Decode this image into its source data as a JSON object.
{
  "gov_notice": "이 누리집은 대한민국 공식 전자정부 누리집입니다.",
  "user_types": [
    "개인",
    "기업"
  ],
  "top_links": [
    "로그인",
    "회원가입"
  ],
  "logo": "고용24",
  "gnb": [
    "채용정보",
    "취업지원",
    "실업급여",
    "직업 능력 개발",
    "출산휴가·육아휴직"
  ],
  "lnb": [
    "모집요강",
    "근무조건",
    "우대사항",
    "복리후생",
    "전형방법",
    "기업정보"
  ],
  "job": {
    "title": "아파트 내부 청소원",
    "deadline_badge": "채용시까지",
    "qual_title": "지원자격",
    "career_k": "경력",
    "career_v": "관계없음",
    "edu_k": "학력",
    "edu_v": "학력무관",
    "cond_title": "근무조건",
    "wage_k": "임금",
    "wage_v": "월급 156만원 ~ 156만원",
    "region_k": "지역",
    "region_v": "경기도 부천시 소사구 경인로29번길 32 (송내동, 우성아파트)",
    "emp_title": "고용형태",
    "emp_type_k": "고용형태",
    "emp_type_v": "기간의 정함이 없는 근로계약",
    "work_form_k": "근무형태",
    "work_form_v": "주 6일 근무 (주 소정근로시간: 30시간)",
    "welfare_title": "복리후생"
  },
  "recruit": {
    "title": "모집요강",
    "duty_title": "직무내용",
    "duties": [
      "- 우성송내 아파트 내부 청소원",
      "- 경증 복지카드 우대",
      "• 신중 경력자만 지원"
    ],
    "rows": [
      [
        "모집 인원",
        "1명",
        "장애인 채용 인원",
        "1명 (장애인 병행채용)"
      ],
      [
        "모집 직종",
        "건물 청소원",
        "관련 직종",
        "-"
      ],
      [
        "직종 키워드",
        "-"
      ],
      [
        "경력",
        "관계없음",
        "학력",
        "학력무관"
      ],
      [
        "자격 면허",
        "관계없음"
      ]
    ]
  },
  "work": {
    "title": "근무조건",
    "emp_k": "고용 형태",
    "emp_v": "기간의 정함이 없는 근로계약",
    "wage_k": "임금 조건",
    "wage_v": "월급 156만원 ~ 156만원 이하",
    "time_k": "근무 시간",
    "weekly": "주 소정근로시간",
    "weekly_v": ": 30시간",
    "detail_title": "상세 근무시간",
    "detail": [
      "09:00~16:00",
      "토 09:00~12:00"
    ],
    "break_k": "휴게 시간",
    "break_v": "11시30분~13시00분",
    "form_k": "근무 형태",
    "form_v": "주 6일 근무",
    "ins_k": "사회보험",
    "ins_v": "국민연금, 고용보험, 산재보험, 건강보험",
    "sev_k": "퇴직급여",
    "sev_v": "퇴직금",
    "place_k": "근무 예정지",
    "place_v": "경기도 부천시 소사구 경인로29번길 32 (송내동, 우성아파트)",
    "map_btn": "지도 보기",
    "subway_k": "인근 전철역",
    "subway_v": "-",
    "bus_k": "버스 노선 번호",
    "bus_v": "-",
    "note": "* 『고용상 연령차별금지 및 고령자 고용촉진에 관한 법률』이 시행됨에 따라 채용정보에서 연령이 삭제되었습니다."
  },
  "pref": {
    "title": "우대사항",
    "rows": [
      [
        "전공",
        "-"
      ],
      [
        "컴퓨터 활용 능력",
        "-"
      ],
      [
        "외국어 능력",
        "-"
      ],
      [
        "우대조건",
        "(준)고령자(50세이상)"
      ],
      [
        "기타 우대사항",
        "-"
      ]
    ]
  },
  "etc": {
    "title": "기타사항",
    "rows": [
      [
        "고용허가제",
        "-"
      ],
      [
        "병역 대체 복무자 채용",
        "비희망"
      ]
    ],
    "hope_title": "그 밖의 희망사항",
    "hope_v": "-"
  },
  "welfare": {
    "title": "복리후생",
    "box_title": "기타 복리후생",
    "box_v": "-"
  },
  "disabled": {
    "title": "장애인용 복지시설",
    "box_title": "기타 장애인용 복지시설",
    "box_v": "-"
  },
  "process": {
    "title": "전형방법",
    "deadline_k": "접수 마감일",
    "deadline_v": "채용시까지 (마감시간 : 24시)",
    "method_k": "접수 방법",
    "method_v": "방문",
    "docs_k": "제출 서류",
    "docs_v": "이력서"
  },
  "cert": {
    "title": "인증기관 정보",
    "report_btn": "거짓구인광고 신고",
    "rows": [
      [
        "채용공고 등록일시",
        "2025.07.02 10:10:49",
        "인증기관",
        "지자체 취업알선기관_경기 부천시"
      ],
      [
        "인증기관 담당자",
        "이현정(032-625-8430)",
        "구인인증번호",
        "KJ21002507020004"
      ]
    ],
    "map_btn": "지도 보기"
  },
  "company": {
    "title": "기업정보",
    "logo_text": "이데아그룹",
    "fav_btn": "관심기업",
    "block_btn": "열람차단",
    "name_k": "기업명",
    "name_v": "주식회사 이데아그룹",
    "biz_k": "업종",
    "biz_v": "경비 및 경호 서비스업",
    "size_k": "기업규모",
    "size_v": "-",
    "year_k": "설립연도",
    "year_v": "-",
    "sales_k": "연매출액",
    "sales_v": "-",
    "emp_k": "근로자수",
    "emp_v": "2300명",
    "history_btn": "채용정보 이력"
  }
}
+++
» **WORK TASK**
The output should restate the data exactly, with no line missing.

» **EXERCISE ANSWER**
Decode this image into its source data as a JSON object.
{
  "gov_notice": "이 누리집은 대한민국 공식 전자정부 누리집입니다.",
  "user_types": [
    "개인",
    "기업"
  ],
  "top_links": [
    "로그인",
    "회원가입"
  ],
  "logo": "고용24",
  "gnb": [
    "채용정보",
    "취업지원",
    "실업급여",
    "직업 능력 개발",
    "출산휴가·육아휴직"
  ],
  "lnb": [
    "모집요강",
    "근무조건",
    "우대사항",
    "복리후생",
    "전형방법",
    "기업정보"
  ],
  "job": {
    "title": "아파트 내부 청소원",
    "deadline_badge": "채용시까지",
    "qual_title": "지원자격",
    "career_k": "경력",
    "career_v": "관계없음",
    "edu_k": "학력",
    "edu_v": "학력무관",
    "cond_title": "근무조건",
    "wage_k": "임금",
    "wage_v": "월급 156만원 ~ 156만원",
    "region_k": "지역",
    "region_v": "경기도 부천시 소사구 경인로29번길 32 (송내동, 우성아파트)",
    "emp_title": "고용형태",
    "emp_type_k": "고용형태",
    "emp_type_v": "기간의 정함이 없는 근로계약",
    "work_form_k": "근무형태",
    "work_form_v": "주 6일 근무 (주 소정근로시간: 30시간)",
    "welfare_title": "복리후생"
  },
  "recruit": {
    "title": "모집요강",
    "duty_title": "직무내용",
    "duties": [
      "- 우성송내 아파트 내부 청소원",
      "- 경증 복지카드 우대",
      "• 신중 경력자만 지원"
    ],
    "rows": [
      [
        "모집 인원",
        "1명",
        "장애인 채용 인원",
        "1명 (장애인 병행채용)"
      ],
      [
        "모집 직종",
        "건물 청소원",
        "관련 직종",
        "-"
      ],
      [
        "직종 키워드",
        "-"
      ],
      [
        "경력",
        "관계없음",
        "학력",
        "학력무관"
      ],
      [
        "자격 면허",
        "관계없음"
      ]
    ]
  },
  "work": {
    "title": "근무조건",
    "emp_k": "고용 형태",
    "emp_v": "기간의 정함이 없는 근로계약",
    "wage_k": "임금 조건",
    "wage_v": "월급 156만원 ~ 156만원 이하",
    "time_k": "근무 시간",
    "weekly": "주 소정근로시간",
    "weekly_v": ": 30시간",
    "detail_title": "상세 근무시간",
    "detail": [
      "09:00~16:00",
      "토 09:00~12:00"
    ],
    "break_k": "휴게 시간",
    "break_v": "11시30분~13시00분",
    "form_k": "근무 형태",
    "form_v": "주 6일 근무",
    "ins_k": "사회보험",
    "ins_v": "국민연금, 고용보험, 산재보험, 건강보험",
    "sev_k": "퇴직급여",
    "sev_v": "퇴직금",
    "place_k": "근무 예정지",
    "place_v": "경기도 부천시 소사구 경인로29번길 32 (송내동, 우성아파트)",
    "map_btn": "지도 보기",
    "subway_k": "인근 전철역",
    "subway_v": "-",
    "bus_k": "버스 노선 번호",
    "bus_v": "-",
    "note": "* 『고용상 연령차별금지 및 고령자 고용촉진에 관한 법률』이 시행됨에 따라 채용정보에서 연령이 삭제되었습니다."
  },
  "pref": {
    "title": "우대사항",
    "rows": [
      [
        "전공",
        "-"
      ],
      [
        "컴퓨터 활용 능력",
        "-"
      ],
      [
        "외국어 능력",
        "-"
      ],
      [
        "우대조건",
        "(준)고령자(50세이상)"
      ],
      [
        "기타 우대사항",
        "-"
      ]
    ]
  },
  "etc": {
    "title": "기타사항",
    "rows": [
      [
        "고용허가제",
        "-"
      ],
      [
        "병역 대체 복무자 채용",
        "비희망"
      ]
    ],
    "hope_title": "그 밖의 희망사항",
    "hope_v": "-"
  },
  "welfare": {
    "title": "복리후생",
    "box_title": "기타 복리후생",
    "box_v": "-"
  },
  "disabled": {
    "title": "장애인용 복지시설",
    "box_title": "기타 장애인용 복지시설",
    "box_v": "-"
  },
  "process": {
    "title": "전형방법",
    "deadline_k": "접수 마감일",
    "deadline_v": "채용시까지 (마감시간 : 24시)",
    "method_k": "접수 방법",
    "method_v": "방문",
    "docs_k": "제출 서류",
    "docs_v": "이력서"
  },
  "cert": {
    "title": "인증기관 정보",
    "report_btn": "거짓구인광고 신고",
    "rows": [
      [
        "채용공고 등록일시",
        "2025.07.02 10:10:49",
        "인증기관",
        "지자체 취업알선기관_경기 부천시"
      ],
      [
        "인증기관 담당자",
        "이현정(032-625-8430)",
        "구인인증번호",
        "KJ21002507020004"
      ]
    ],
    "map_btn": "지도 보기"
  },
  "company": {
    "title": "기업정보",
    "logo_text": "이데아그룹",
    "fav_btn": "관심기업",
    "block_btn": "열람차단",
    "name_k": "기업명",
    "name_v": "주식회사 이데아그룹",
    "biz_k": "업종",
    "biz_v": "경비 및 경호 서비스업",
    "size_k": "기업규모",
    "size_v": "-",
    "year_k": "설립연도",
    "year_v": "-",
    "sales_k": "연매출액",
    "sales_v": "-",
    "emp_k": "근로자수",
    "emp_v": "2300명",
    "history_btn": "채용정보 이력"
  }
}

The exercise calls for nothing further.